Four years after the invasion of Iraq, the high and growing demand for U.S. troops there and in Afghanistan has left ground forces in the United States short of the training, personnel and equipment that would be vital to fight a major ground conflict elsewhere, senior U.S. military and government officials acknowledge.
More troubling, the officials say, is that it will take years for the Army and Marine Corps to recover from what some officials privately have called a “death spiral,” in which the ever more rapid pace of war-zone rotations has consumed 40 percent of their total gear, wearied troops and left no time to train to fight anything other than the insurgencies now at hand.
The risk to the nation is serious and deepening, senior officers warn, because the U.S. military now lacks a large strategic reserve of ground troops ready to respond quickly and decisively to potential foreign crises, whether the internal collapse of Pakistan, a conflict with Iran or an outbreak of war on the Korean Peninsula. Air and naval power can only go so far in compensating for infantry, artillery and other land forces, they said. An immediate concern is that critical Army overseas equipment stocks for use in another conflict have been depleted by the recent troop increases in Iraq, they said.
“We have a strategy right now that is outstripping the means to execute it,” Gen. Peter J. Schoomaker, Army chief of staff, testified before the Senate Armed Services Committee on Thursday.
This is, of course, entirely unsurprising. We’ve got more than 100,000 troops in Iraq, and thousands more in Afghanistan. After four years of rotating deployments and a situation on the ground in Iraq especially that is active and threatening, troops and equipment are getting burned out.
What happens, then, if a crisis breaks out in Korea, or if China starts threatening Taiwain, or (more likely than the other two) the situation in Pakistan finally reaches a boiling point and we’re faced with the possibility of radical Islamists with ties to al Qaeda acquiring a very significant stockpile of nuclear weapons and the means to deliver them throughout the Middle East ?

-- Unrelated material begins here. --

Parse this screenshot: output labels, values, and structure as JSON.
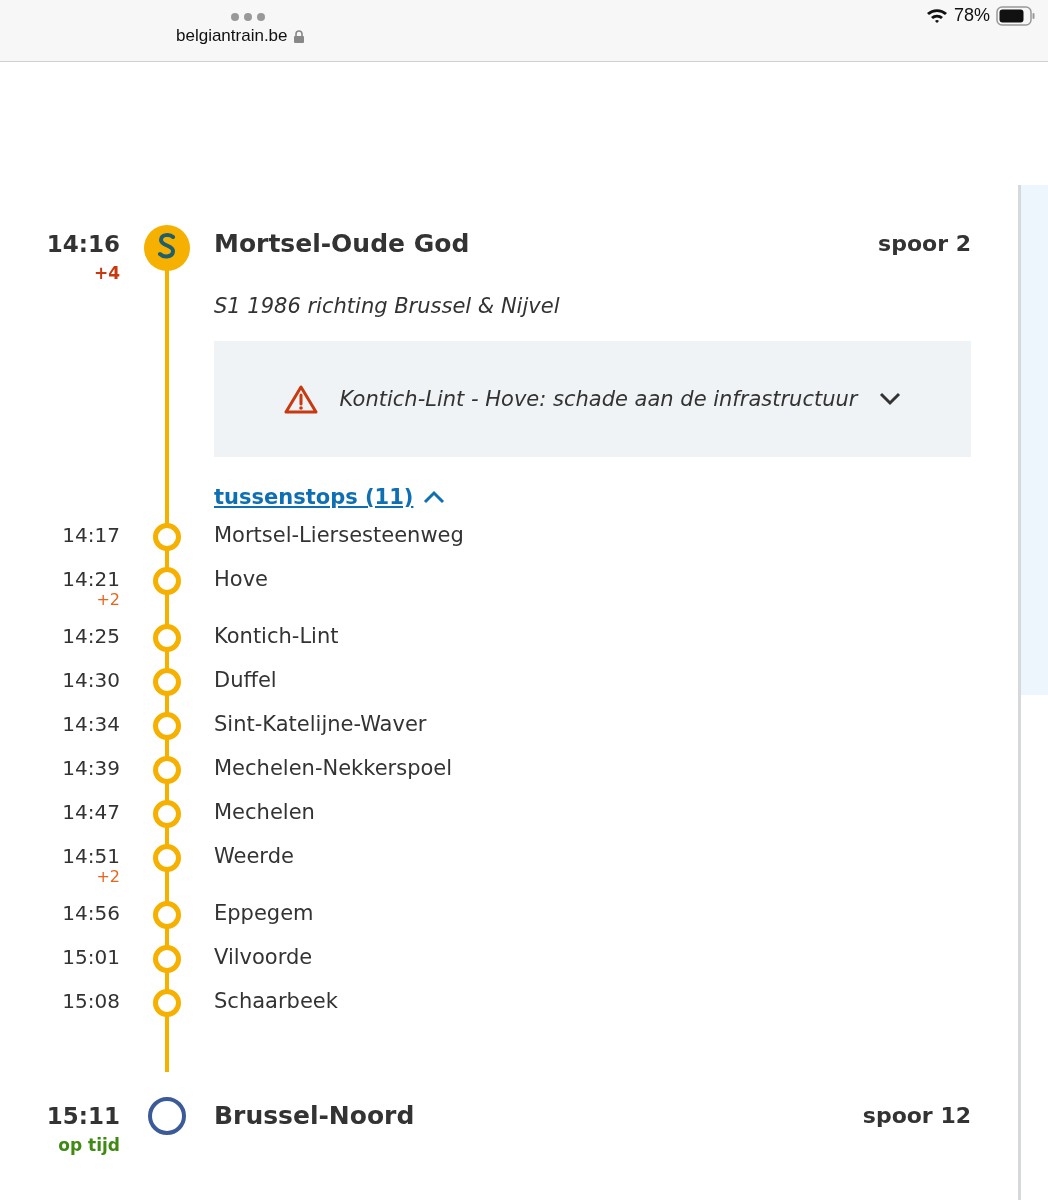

Well, the Chairman of the Joint Chiefs of Staff has the answer:
Gen. Peter Pace, chairman of the Joint Chiefs of Staff, was asked last month by a House panel whether he was comfortable with the preparedness of Army units in the United States. He stated simply: “No . . . I am not comfortable.”
“You take a lap around the globe — you could start any place: Afghanistan, Iran, Iraq, Syria, Lebanon, Yemen, Somalia, Sudan, Venezuela, Colombia, Philippines, Malaysia, Indonesia, North Korea, back around to Pakistan, and I probably missed a few. There’s no dearth of challenges out there for our armed forces,” Pace warned in his testimony. He said the nation faces increased risk because of shortfalls in troops, equipment and training.

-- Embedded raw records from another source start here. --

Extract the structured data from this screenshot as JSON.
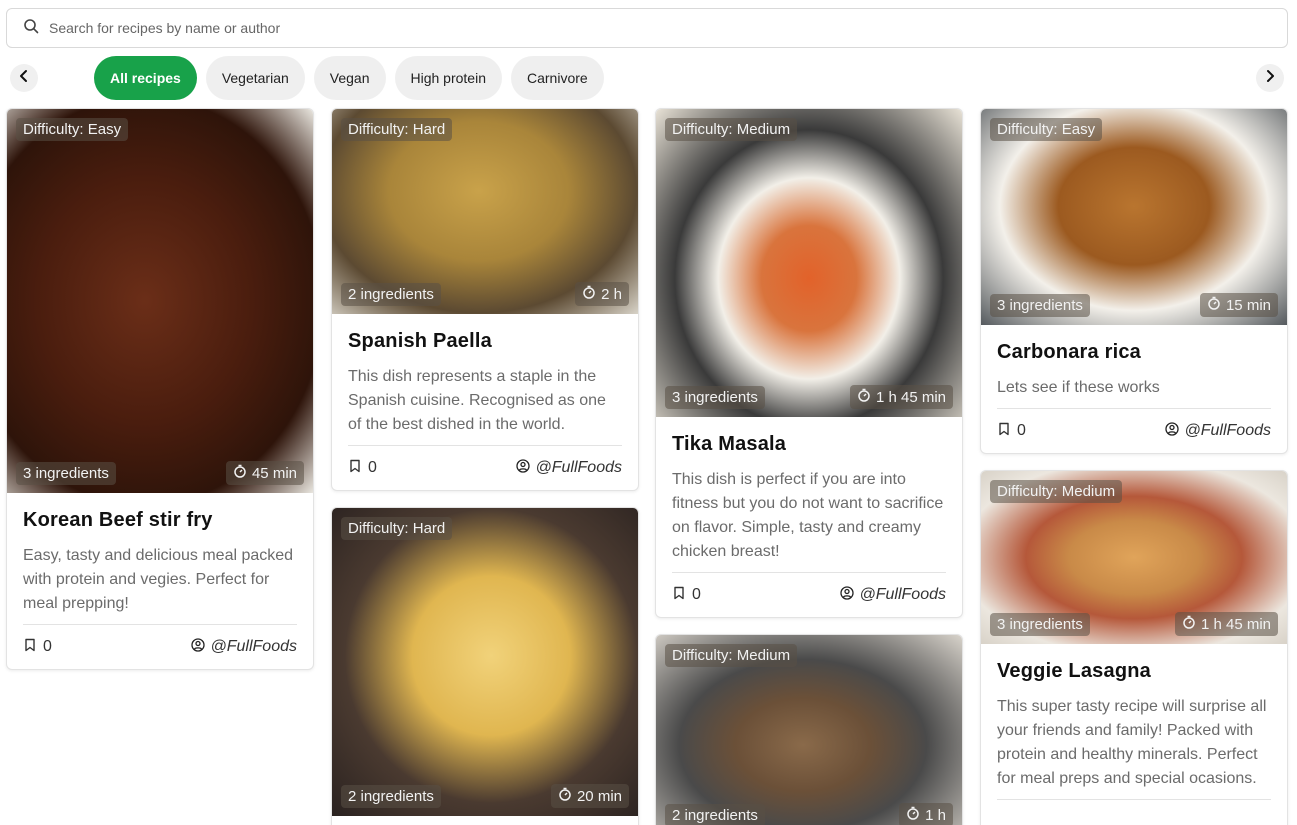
{
  "search": {
    "placeholder": "Search for recipes by name or author",
    "value": ""
  },
  "filters": [
    "All recipes",
    "Vegetarian",
    "Vegan",
    "High protein",
    "Carnivore"
  ],
  "colors": {
    "accent": "#18a24a"
  },
  "icons": [
    "search-icon",
    "chevron-left-icon",
    "chevron-right-icon",
    "bookmark-icon",
    "user-circle-icon",
    "timer-icon"
  ],
  "recipes": [
    {
      "difficulty": "Difficulty: Easy",
      "ingredients": "3 ingredients",
      "time": "45 min",
      "title": "Korean Beef stir fry",
      "description": "Easy, tasty and delicious meal packed with protein and vegies. Perfect for meal prepping!",
      "saves": "0",
      "author": "@FullFoods"
    },
    {
      "difficulty": "Difficulty: Hard",
      "ingredients": "2 ingredients",
      "time": "2 h",
      "title": "Spanish Paella",
      "description": "This dish represents a staple in the Spanish cuisine. Recognised as one of the best dished in the world.",
      "saves": "0",
      "author": "@FullFoods"
    },
    {
      "difficulty": "Difficulty: Hard",
      "ingredients": "2 ingredients",
      "time": "20 min"
    },
    {
      "difficulty": "Difficulty: Medium",
      "ingredients": "3 ingredients",
      "time": "1 h 45 min",
      "title": "Tika Masala",
      "description": "This dish is perfect if you are into fitness but you do not want to sacrifice on flavor. Simple, tasty and creamy chicken breast!",
      "saves": "0",
      "author": "@FullFoods"
    },
    {
      "difficulty": "Difficulty: Medium",
      "ingredients": "2 ingredients",
      "time": "1 h"
    },
    {
      "difficulty": "Difficulty: Easy",
      "ingredients": "3 ingredients",
      "time": "15 min",
      "title": "Carbonara rica",
      "description": "Lets see if these works",
      "saves": "0",
      "author": "@FullFoods"
    },
    {
      "difficulty": "Difficulty: Medium",
      "ingredients": "3 ingredients",
      "time": "1 h 45 min",
      "title": "Veggie Lasagna",
      "description": "This super tasty recipe will surprise all your friends and family! Packed with protein and healthy minerals. Perfect for meal preps and special ocasions."
    }
  ]
}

In earlier House testimony, Pace said the military, using the Navy, Air Force and reserves, could handle one of three major contingencies, involving North Korea or — although he did not name them — Iran or China. But, he said, “It will not be as precise as we would like, nor will it be on the timelines that we would prefer, because we would then, while engaged in one fight, have to reallocate resources and remobilize the Guard and reserves.”
And it’s not just the troops that are the problem:
The troop increase has also created an acute shortfall in the Army’s equipment stored overseas — known as “pre-positioned stock” — which would be critical to outfit U.S. combat forces quickly should another conflict erupt, officials said.
The Army should have five full combat brigades’ worth of such equipment: two stocks in Kuwait, one in South Korea, and two aboard ships in Guam and at the Diego Garcia base in the Indian Ocean. But the Army had to empty the afloat stocks to support the troop increase in Iraq, and the Kuwait stocks are being used as units to rotate in and out of the country. Only the South Korea stock is close to complete, according to military and government officials.
“Without the pre-positioned stocks, we would not have been able to meet the surge requirement,” Schoomaker said. “It will take us two years to rebuild those stocks. That’s part of my concern about our strategic depth.”
“The status of our Army prepositioned stock . . . is bothersome,” Cody said last week.
Some might say that we’ve been lucky over the past four years that a major crisis has not flared up elsewhere in the world that would require us to make a choice that the military really shouldn’t need to make. One wonders how long that luck will last.